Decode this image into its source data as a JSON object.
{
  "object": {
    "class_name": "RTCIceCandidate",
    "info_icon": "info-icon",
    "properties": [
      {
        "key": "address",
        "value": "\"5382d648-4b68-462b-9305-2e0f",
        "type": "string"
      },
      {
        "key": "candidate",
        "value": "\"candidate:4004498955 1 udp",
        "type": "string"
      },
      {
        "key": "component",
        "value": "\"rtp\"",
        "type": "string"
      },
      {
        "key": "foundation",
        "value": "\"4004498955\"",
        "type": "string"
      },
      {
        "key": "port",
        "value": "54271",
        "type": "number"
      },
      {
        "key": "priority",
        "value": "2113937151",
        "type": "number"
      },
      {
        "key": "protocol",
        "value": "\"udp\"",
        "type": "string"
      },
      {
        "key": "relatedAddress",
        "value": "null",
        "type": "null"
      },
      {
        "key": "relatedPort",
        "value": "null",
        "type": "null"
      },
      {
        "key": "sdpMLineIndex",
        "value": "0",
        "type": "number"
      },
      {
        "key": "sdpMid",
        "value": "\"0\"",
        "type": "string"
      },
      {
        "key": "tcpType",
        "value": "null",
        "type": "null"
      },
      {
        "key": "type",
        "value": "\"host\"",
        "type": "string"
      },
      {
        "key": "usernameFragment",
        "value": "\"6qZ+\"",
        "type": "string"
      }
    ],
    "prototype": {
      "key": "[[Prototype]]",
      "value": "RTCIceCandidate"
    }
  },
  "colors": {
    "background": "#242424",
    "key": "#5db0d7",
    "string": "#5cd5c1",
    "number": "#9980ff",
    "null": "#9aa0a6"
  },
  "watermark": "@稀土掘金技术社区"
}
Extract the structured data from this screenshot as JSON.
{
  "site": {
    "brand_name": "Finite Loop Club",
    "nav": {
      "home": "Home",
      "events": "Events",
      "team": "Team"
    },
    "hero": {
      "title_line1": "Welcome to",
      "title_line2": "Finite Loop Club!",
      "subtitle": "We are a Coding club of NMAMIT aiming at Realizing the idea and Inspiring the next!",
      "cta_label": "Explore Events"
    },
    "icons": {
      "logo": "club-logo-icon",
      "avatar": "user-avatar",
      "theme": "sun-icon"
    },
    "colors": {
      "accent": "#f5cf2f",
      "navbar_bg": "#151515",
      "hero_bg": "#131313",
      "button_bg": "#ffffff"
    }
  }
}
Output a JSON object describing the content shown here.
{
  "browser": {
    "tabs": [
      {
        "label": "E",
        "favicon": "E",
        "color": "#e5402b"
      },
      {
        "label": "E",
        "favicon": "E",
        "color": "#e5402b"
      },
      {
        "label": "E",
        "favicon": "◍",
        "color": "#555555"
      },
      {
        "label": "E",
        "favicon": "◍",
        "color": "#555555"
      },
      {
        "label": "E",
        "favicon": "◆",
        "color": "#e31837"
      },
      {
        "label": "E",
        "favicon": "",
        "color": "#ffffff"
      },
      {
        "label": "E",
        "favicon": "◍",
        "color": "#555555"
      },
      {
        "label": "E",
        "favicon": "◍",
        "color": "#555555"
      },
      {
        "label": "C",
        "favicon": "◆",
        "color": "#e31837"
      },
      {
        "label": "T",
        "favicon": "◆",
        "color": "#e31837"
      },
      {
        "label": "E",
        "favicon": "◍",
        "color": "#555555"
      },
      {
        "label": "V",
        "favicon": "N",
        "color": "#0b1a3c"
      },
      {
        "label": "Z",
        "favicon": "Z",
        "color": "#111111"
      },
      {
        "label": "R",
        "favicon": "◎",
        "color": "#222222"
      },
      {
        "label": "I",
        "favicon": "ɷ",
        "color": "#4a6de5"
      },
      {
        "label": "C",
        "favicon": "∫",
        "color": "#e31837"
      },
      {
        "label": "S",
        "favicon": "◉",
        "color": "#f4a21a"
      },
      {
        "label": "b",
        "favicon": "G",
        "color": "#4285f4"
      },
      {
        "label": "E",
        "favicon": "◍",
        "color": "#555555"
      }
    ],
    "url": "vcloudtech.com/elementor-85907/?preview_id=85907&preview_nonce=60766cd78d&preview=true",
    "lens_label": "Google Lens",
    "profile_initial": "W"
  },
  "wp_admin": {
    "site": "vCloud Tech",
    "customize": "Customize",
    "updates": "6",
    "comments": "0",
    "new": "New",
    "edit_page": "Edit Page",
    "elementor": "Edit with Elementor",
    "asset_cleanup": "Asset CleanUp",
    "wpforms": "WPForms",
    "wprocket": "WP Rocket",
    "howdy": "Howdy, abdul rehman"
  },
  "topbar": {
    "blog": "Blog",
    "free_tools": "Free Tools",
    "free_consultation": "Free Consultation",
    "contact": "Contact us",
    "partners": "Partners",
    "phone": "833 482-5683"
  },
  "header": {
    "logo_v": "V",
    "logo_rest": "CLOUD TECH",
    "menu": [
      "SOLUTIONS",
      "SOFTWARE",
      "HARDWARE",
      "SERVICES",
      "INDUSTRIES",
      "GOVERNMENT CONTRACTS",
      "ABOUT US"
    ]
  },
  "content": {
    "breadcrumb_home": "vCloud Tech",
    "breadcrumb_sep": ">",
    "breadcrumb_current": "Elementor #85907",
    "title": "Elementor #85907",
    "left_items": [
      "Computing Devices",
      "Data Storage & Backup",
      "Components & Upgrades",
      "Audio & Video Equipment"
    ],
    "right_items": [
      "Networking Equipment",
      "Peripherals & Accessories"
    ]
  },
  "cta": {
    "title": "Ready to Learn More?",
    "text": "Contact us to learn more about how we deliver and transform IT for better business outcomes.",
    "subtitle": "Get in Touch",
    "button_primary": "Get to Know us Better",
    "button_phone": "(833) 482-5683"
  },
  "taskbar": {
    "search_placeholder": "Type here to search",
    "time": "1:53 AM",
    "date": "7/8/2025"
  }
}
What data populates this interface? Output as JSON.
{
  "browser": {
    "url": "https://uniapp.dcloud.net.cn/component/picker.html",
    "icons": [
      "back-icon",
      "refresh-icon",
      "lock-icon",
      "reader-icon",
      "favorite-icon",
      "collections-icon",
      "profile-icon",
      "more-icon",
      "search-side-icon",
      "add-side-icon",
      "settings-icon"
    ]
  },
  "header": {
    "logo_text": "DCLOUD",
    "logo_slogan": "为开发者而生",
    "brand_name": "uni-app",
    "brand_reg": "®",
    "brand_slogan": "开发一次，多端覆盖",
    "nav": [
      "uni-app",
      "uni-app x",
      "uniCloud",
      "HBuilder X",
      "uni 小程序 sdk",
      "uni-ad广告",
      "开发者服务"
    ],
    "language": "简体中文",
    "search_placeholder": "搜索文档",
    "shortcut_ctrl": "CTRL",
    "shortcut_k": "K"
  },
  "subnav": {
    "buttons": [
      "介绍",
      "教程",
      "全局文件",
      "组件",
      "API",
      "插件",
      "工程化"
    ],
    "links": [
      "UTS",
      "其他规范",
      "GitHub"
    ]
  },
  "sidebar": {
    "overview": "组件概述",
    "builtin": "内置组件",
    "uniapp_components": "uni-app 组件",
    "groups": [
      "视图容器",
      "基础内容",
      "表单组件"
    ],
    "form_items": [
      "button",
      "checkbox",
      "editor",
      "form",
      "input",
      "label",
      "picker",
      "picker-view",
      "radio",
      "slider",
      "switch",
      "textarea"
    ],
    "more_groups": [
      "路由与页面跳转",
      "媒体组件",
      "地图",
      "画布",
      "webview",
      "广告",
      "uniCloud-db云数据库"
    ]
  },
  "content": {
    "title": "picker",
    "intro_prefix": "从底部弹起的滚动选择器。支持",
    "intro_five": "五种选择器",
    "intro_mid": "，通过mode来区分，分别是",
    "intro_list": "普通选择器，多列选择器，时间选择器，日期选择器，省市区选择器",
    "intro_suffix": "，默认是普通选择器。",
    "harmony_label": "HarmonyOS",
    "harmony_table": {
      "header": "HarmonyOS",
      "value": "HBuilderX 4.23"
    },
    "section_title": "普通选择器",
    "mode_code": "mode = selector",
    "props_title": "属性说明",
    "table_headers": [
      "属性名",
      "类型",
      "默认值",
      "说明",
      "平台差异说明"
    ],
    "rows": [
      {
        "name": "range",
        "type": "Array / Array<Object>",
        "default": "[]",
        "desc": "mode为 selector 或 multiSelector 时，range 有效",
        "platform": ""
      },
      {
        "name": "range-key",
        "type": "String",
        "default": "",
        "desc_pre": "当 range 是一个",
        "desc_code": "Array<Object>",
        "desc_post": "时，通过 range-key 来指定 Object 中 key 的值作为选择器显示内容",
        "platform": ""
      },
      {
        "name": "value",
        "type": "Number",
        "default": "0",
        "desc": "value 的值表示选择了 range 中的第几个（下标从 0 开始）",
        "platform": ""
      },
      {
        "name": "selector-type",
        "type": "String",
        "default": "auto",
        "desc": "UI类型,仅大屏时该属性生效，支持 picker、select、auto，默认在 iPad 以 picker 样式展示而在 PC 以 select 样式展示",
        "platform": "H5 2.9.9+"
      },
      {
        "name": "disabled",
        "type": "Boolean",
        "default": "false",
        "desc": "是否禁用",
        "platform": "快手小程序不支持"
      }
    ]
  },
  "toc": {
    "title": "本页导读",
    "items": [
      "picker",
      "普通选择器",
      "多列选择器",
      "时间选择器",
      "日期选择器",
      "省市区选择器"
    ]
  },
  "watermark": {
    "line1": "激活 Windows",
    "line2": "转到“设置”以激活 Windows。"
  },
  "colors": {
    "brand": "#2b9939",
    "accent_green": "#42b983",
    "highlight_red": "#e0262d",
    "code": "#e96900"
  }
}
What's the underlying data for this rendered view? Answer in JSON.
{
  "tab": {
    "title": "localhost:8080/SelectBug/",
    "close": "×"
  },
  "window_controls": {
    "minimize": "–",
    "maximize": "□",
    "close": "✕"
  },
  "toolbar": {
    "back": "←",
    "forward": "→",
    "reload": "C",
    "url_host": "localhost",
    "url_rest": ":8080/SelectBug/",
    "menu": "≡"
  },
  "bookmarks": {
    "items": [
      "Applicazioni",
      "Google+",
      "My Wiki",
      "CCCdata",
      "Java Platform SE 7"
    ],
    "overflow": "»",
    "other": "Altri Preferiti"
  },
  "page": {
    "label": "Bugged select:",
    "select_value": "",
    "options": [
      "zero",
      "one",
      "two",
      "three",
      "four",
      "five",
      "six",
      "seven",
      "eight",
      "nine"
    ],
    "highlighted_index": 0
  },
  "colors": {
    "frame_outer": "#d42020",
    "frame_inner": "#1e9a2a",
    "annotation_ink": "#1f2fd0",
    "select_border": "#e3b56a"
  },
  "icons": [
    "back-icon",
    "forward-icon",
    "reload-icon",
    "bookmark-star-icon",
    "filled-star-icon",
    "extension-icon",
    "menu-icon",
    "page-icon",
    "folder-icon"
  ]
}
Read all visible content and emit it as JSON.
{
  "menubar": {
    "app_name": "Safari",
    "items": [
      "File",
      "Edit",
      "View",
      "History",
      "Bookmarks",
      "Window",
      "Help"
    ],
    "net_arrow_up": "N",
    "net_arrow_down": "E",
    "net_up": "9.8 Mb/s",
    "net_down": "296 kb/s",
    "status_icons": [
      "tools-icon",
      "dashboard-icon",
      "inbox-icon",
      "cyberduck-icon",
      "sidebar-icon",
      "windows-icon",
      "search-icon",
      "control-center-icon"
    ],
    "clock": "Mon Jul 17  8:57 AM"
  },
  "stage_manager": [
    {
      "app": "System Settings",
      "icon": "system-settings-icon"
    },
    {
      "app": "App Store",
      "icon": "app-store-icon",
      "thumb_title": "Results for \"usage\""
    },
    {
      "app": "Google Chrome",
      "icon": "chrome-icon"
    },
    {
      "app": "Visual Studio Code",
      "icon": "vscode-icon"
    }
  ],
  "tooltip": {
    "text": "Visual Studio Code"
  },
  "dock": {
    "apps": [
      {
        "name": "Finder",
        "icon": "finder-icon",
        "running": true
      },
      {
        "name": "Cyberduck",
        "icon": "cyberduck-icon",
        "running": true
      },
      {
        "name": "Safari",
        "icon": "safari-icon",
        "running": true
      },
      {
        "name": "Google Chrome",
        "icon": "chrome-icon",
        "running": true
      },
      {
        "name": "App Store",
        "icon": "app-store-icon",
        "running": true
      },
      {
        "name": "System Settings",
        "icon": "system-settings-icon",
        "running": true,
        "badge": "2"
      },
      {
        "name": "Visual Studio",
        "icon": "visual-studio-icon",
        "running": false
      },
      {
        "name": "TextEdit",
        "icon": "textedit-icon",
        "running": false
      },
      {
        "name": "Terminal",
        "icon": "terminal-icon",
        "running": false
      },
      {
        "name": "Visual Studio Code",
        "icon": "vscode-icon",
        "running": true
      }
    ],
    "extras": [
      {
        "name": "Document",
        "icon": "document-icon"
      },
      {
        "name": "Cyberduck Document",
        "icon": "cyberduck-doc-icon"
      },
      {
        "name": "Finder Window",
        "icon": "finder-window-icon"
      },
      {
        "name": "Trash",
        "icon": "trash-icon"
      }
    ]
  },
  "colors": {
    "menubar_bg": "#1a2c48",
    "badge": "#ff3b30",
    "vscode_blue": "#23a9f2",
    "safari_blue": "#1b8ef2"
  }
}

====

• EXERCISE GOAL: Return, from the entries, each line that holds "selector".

• OUTPUT BELOW:
    "mode_code": "mode = selector",
        "desc": "mode为 selector 或 multiSelector 时，range 有效",
        "name": "selector-type",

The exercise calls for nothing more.